# Provided information
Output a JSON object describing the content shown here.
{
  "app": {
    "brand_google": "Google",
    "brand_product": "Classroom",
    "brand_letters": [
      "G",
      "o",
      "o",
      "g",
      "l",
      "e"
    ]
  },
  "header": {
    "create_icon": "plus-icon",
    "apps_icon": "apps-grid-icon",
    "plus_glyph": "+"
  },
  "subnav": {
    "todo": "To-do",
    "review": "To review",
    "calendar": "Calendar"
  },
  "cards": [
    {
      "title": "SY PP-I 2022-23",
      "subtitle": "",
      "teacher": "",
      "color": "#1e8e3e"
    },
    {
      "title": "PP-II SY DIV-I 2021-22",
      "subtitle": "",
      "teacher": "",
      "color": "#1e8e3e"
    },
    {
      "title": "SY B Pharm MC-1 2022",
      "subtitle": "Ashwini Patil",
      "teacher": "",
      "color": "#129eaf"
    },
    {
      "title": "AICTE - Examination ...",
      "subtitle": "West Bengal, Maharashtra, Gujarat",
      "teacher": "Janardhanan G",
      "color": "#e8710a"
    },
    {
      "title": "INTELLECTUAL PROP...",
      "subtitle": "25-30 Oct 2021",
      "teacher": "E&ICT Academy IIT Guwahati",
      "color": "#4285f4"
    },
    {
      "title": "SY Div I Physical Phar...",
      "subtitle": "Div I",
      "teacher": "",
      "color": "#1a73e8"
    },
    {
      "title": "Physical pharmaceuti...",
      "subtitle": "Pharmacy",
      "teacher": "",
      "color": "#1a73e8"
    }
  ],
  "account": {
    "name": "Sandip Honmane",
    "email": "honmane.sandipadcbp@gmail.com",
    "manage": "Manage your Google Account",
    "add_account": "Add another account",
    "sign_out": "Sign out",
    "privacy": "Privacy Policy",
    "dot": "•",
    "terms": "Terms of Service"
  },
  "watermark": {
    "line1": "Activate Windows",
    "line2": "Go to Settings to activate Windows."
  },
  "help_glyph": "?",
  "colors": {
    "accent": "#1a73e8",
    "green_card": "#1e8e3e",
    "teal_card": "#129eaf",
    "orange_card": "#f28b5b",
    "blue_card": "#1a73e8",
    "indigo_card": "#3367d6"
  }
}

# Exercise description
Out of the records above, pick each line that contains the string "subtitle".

# Response to this task
      "subtitle": "",
      "subtitle": "",
      "subtitle": "Ashwini Patil",
      "subtitle": "West Bengal, Maharashtra, Gujarat",
      "subtitle": "25-30 Oct 2021",
      "subtitle": "Div I",
      "subtitle": "Pharmacy",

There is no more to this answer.